In spite of its fragmentary nature, it is almost impossible to select satisfactorily from Fors Clavigera, since each letter depends for its effect on our sense of it as part of a series. Running through the book are a number of disparate themes that intermesh in unexpected ways, so that each letter contains echoes of others. The reader soon develops expectations of the different elements that will combine within them. I have selected Letters 7 and 10, not because they are the best, but because taken together they effectively illustrate the book's character. For instance, both of them attempt political self-definitions, and it is only through their juxtaposition that the necessary irony is achieved — for in one of them Ruskin is a Tory and in the other a Communist. Moreover, Ruskin's contempt for political partisanship is one of the work's minor themes. Most of the letters also draw attention to current events. The first year of Fors Clavigera, for instance, is dominated by political upheavals in France. (The events referred to are summarized in my notes.) Against this topical news, Ruskin sets the evidence of 'authorities' — cultural heroes of past and present, many of whom make frequent appearances from letter to letter: examples of these in the numbers selected are Scott and Carlyle, Dante and Giotto. Extended quotation is another feature of the work, whether from the daily papers or from classic texts (such as More's Utopia). And Ruskin now makes use of his personal history.

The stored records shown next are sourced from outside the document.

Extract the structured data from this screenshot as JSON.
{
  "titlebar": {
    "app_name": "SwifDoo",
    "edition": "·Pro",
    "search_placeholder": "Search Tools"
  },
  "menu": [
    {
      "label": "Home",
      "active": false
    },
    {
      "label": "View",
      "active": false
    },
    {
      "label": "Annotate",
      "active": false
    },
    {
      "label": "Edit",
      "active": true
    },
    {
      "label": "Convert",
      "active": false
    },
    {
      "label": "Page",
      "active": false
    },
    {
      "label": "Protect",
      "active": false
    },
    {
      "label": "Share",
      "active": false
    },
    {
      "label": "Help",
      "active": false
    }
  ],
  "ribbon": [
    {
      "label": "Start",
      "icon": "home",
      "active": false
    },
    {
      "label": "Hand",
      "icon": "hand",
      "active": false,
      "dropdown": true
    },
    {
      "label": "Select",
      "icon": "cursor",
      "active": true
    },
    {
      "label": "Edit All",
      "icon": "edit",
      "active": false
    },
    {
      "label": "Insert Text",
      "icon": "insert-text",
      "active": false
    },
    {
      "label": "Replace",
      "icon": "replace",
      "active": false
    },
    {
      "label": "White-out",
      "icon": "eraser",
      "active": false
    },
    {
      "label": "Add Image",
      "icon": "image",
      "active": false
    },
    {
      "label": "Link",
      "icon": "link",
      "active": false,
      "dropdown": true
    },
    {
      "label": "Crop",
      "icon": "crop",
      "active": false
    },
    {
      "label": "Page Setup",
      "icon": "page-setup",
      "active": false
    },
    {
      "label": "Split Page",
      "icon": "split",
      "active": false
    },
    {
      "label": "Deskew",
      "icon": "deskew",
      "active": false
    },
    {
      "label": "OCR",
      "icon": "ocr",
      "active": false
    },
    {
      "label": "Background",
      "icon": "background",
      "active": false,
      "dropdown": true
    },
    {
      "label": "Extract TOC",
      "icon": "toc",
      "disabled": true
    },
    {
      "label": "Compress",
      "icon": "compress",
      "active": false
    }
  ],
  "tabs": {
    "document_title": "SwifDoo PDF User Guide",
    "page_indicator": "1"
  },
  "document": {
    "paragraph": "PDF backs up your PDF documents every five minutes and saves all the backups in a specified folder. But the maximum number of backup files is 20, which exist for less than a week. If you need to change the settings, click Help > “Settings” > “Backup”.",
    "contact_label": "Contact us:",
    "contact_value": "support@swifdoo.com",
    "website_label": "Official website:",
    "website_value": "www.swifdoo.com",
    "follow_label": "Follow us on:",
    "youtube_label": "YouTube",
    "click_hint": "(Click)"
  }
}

Letter 10, for example, includes a passage that later appeared in Praeterita. This was partly because, in a state of crisis, he felt impelled to do so. But his conscious intention was to show his readers something of the early experiences that first shaped the values he sought to teach — in particular, the habit of admiration. In its use of juxtaposition, the contingent charged with significance, and the fragmentary, Fors Clavigera is technically innovative and anticipates much of the literature of our century.